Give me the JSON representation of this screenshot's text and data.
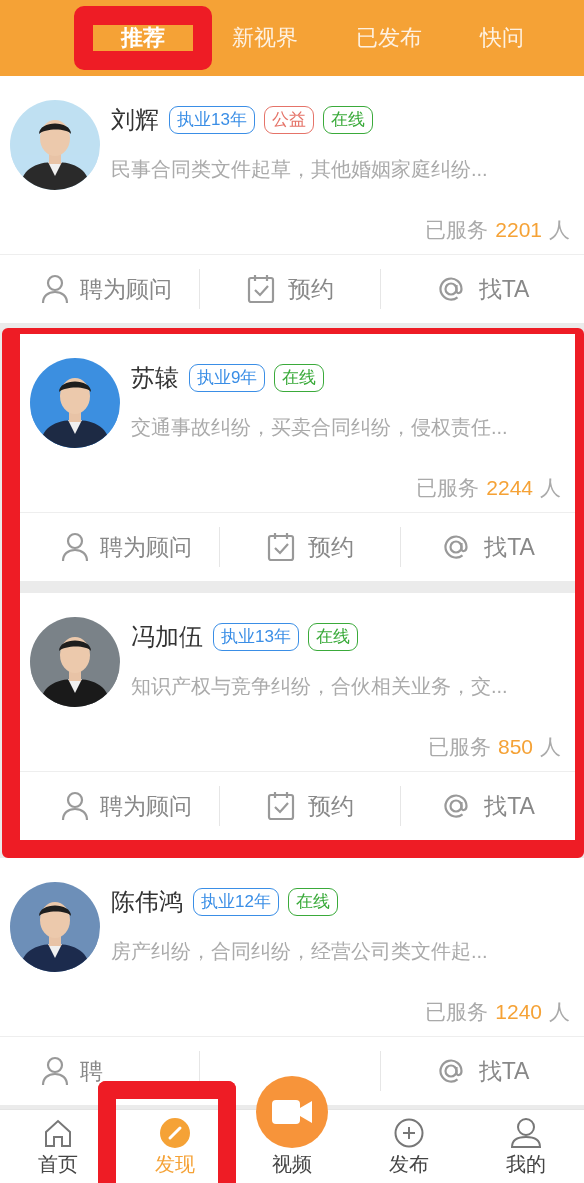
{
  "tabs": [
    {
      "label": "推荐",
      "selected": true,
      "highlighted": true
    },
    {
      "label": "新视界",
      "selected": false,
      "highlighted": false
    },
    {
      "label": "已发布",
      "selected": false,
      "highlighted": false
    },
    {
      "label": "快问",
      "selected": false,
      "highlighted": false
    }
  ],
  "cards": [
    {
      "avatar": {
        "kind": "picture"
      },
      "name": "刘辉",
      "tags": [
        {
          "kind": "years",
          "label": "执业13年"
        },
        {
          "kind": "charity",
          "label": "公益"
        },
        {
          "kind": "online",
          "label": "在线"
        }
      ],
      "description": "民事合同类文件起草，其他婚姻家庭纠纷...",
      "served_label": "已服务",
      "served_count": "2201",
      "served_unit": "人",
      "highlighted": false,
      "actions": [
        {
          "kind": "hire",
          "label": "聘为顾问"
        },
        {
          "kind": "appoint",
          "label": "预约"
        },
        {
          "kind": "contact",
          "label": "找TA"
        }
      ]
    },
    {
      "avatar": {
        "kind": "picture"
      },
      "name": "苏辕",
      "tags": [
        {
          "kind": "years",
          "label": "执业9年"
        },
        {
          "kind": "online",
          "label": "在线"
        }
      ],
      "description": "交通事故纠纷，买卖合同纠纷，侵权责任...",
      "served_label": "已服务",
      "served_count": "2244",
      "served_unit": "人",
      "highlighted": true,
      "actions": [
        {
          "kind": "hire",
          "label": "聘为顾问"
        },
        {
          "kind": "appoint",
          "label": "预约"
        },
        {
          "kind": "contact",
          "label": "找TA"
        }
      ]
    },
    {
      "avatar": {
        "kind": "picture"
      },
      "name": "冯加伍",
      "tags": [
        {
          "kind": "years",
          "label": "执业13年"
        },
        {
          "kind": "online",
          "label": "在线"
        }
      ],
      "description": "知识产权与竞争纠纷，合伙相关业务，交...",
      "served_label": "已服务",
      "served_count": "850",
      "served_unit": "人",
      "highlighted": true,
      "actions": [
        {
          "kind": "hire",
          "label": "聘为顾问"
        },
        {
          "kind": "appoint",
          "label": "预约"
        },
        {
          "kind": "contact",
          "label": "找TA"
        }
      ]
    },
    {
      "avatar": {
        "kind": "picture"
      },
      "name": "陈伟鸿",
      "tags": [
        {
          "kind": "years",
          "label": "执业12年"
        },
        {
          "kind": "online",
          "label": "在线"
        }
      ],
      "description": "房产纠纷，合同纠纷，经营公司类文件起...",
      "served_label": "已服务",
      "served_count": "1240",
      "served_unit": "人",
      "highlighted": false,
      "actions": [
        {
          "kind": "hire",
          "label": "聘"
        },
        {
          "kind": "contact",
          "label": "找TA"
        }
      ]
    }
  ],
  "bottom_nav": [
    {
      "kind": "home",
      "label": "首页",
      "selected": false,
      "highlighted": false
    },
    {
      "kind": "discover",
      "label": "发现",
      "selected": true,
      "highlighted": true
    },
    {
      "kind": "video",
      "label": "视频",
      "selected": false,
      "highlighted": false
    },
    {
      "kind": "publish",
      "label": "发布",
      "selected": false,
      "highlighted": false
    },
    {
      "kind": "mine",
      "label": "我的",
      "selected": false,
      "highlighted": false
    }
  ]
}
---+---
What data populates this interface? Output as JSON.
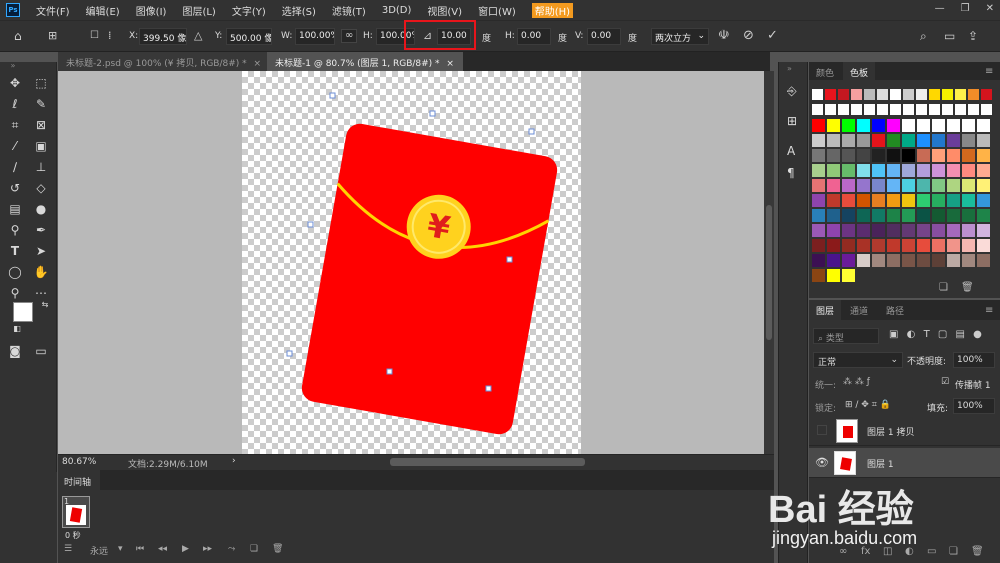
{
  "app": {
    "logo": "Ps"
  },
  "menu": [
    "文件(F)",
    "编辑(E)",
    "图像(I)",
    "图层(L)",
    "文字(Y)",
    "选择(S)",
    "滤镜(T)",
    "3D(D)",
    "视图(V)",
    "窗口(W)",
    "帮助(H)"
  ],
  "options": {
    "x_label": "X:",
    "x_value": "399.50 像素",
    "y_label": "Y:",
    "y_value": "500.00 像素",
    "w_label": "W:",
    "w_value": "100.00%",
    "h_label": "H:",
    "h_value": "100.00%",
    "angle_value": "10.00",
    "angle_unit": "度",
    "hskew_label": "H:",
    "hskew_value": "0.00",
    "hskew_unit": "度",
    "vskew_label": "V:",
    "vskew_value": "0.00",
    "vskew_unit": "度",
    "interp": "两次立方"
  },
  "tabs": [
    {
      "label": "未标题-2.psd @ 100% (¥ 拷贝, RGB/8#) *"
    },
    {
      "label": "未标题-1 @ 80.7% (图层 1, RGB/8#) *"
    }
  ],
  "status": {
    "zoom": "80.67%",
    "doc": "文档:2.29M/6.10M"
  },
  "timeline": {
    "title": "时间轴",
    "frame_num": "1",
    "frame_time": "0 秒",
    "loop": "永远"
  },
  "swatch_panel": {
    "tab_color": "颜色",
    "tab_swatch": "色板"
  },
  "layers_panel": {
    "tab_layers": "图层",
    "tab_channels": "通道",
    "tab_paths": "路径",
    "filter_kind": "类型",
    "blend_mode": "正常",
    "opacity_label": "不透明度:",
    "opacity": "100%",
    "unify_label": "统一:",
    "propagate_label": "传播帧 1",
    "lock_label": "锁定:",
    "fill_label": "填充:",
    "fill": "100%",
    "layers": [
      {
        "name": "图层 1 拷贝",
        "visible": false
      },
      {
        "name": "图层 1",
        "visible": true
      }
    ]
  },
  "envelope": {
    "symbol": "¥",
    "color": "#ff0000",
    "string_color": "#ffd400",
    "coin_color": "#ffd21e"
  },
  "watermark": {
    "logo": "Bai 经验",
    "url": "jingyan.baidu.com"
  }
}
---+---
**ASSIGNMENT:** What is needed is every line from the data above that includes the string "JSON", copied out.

**RESPONSE AREA:**
Give me the JSON representation of this screenshot's text and data.
What data populates this interface? Output as JSON.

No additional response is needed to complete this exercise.